A Spit and Bite Guard (SBG) is a controversial mesh hood, used to prevent a person from spitting on or biting police officers or staff. SBG were introduced by the PSNI, without consultation, last year as a temporary measure for the duration of the Coronavirus pandemic.
The use of SBGs constitutes a use of force. As such, there are human rights issues around the their adoption by the PSNI. There are specific concerns about the use of the guards on children and people with disabilities. According to the PSNI’s own data, 81% of the uses of the guards to date have been on people with disabilities.

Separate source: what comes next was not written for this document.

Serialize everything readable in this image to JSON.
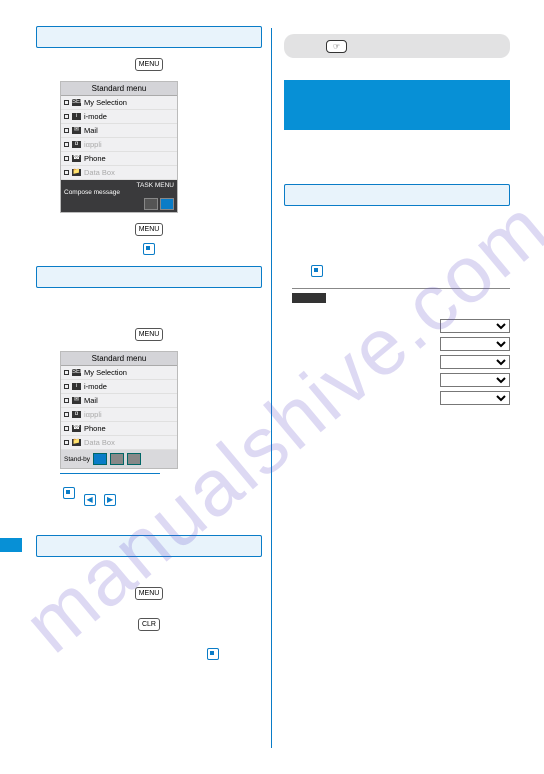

Additionally, there is no evidence that they prevent the transmission of Covid-19, despite the risk of Covid-19 transmission being the primary rationale for their introduction.
In November 2020, the NI Policing Board recommended PSNI’s use of the guards be phased out completely by the end of 2020, but the PSNI has instead decided to increase the rollout (another 4,000 are planned to be rolled-out in 2021).

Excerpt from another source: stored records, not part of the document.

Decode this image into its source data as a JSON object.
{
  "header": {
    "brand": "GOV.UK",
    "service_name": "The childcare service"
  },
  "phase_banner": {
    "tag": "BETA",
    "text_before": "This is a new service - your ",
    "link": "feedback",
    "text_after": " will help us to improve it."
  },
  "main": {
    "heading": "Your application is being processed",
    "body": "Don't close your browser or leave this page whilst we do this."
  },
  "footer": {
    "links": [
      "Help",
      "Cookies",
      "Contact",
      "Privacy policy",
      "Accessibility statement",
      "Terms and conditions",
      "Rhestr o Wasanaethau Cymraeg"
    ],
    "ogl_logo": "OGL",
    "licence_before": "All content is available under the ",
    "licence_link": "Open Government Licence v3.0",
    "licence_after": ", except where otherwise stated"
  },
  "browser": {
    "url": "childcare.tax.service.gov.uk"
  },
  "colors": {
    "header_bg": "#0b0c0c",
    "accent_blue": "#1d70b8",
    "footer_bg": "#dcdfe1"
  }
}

An EQIA on the use of the spit and bite guards has subsequently been put out for consultation by the PSNI. This EQIA identifies a number of major adverse impacts on equality from the use of the SBGs, particularly in relation to children and young people, and people with a disability. There is also a significant differential on grounds of community background, for which there is no explanation provided.

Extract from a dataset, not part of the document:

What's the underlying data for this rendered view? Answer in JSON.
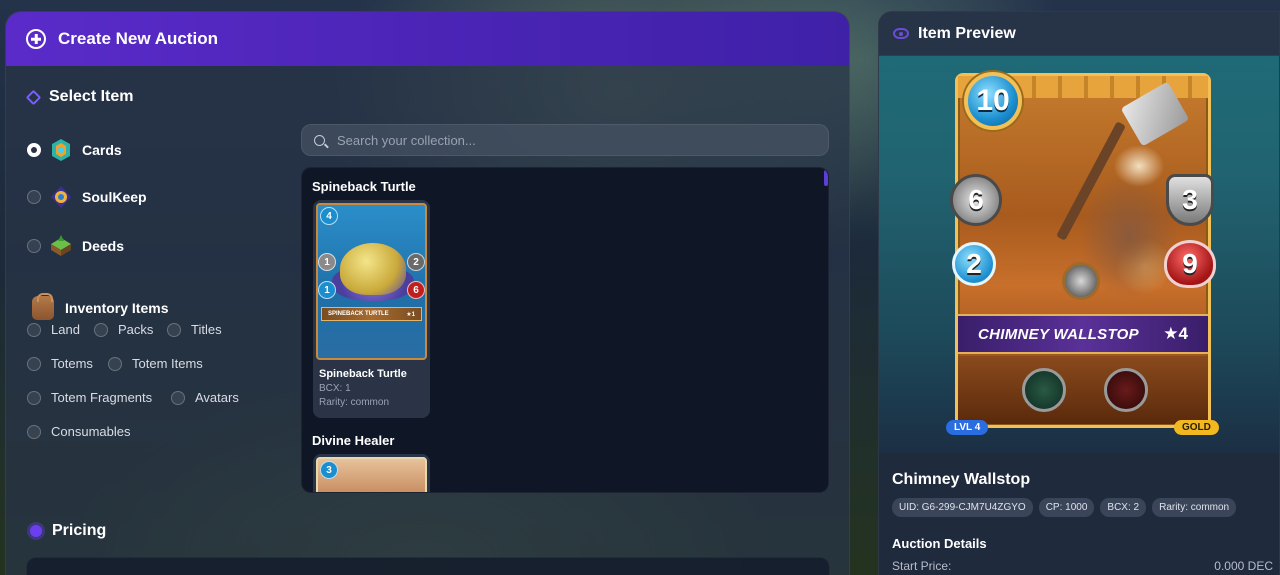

CAJ has responded to the EQIA consultation with a detailed submission. Given the adverse impacts identified (as set out above), our primary ask is that the PSNI discontinue the use the of spit and bite guards, in line with the Policing Board’s recommendation.
Our submission is available in full here.